The fate of classical information incident on a quantum black hole has been the subject of an ongoing controversy in theoretical physics, because a calculation within the framework of semi-classical curved-space quantum field theory appears to show that the incident information is irretrievably lost, in contradiction to time-honored principles such as time-reversibility and unitarity. Within this framework embedded in quantum communication theory that signaling from past to future infinity in the presence of a Schwarzschild black hole can occur with arbitrary accuracy, and thus that classical information is not lost in black hole dynamics. The calculation relies on a treatment that is manifestly unitary from the outset, where probability conservation is guaranteed because black holes stimulate the emission of radiation in response to infalling matter. This stimulated radiation is non-thermal, and contains all of the information about the infalling matter, while Hawking radiation contains none of it.

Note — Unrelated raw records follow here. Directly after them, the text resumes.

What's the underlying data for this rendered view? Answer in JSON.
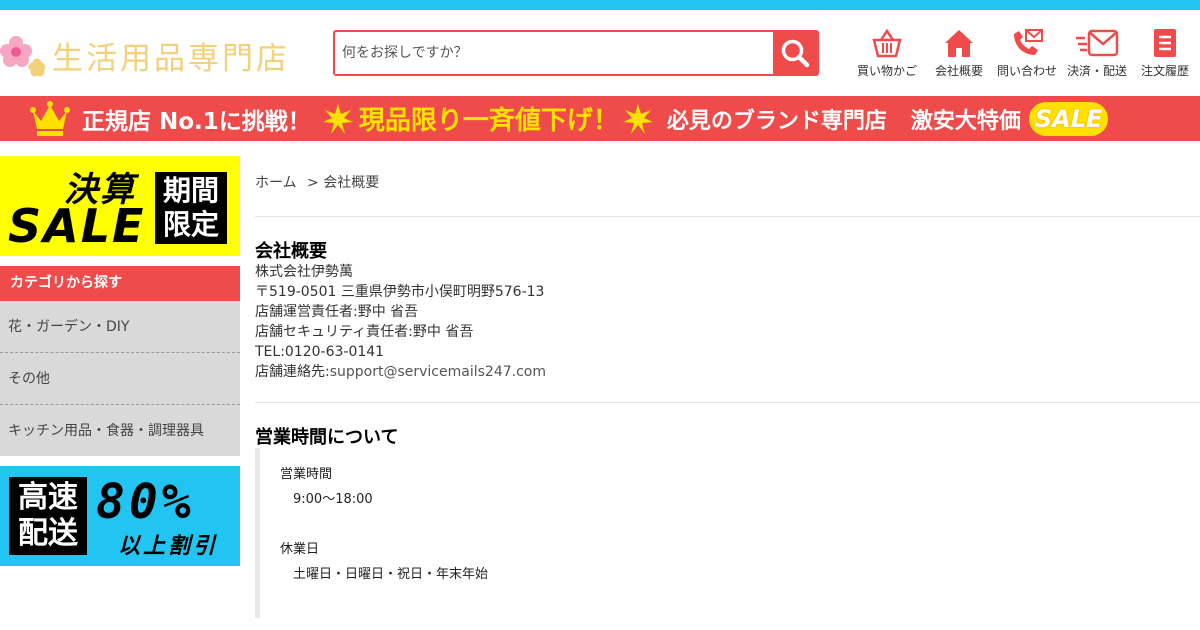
{
  "colors": {
    "accent": "#f04b4b",
    "topline": "#22c4f2",
    "banner_yellow": "#ffe100",
    "sidebar_gray": "#d9d9d9"
  },
  "header": {
    "logo_text": "生活用品専門店",
    "search_placeholder": "何をお探しですか？",
    "nav": [
      {
        "label": "買い物かご",
        "icon": "basket-icon"
      },
      {
        "label": "会社概要",
        "icon": "home-icon"
      },
      {
        "label": "問い合わせ",
        "icon": "phone-mail-icon"
      },
      {
        "label": "決済・配送",
        "icon": "delivery-mail-icon"
      },
      {
        "label": "注文履歴",
        "icon": "list-icon"
      }
    ]
  },
  "banner": {
    "part1": "正規店 No.1に挑戦！",
    "part2": "現品限り一斉値下げ！",
    "part3": "必見のブランド専門店",
    "part4": "激安大特価",
    "badge": "SALE"
  },
  "sidebar": {
    "sale_promo": {
      "kessan": "決算",
      "sale": "SALE",
      "limit_line1": "期間",
      "limit_line2": "限定"
    },
    "category_heading": "カテゴリから探す",
    "categories": [
      "花・ガーデン・DIY",
      "その他",
      "キッチン用品・食器・調理器具"
    ],
    "fast_promo": {
      "line1": "高速",
      "line2": "配送",
      "percent": "80%",
      "sub": "以上割引"
    }
  },
  "main": {
    "breadcrumb": {
      "home": "ホーム",
      "current": "> 会社概要"
    },
    "company": {
      "title": "会社概要",
      "name": "株式会社伊勢萬",
      "address": "〒519-0501 三重県伊勢市小俣町明野576-13",
      "manager": "店舗運営責任者:野中 省吾",
      "security": "店舗セキュリティ責任者:野中 省吾",
      "tel": "TEL:0120-63-0141",
      "contact_label": "店舗連絡先:",
      "contact_email": "support@servicemails247.com"
    },
    "hours": {
      "title": "営業時間について",
      "hours_label": "営業時間",
      "hours_value": "9:00～18:00",
      "closed_label": "休業日",
      "closed_value": "土曜日・日曜日・祝日・年末年始"
    }
  }
}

Lenny Susskind writes in his book "The Black Hole War" that he proposed (in front of Sid Coleman and Stephen Hawking) that the problem would be solved if "the region just outside the horizon is occupied by a lot of tiny invisible Xerox machines" [6, p. 227]. But he then immediately retreated from this idea, because he thought it would violate the no-cloning theorem (Which we now know it does not). Susskind later revived the idea in his "black hole complementarity" proposal, claiming that somehow information would both fall into the black hole and be reflected at the horizon, but that the no-cloning theorem would not be violated because nobody would ever know (as you can't make an experiment both inside and outside of the black hole). This idea is based on a profound misunderstanding of quantum cloning, and in particular its relation to stimulated emission of radiation.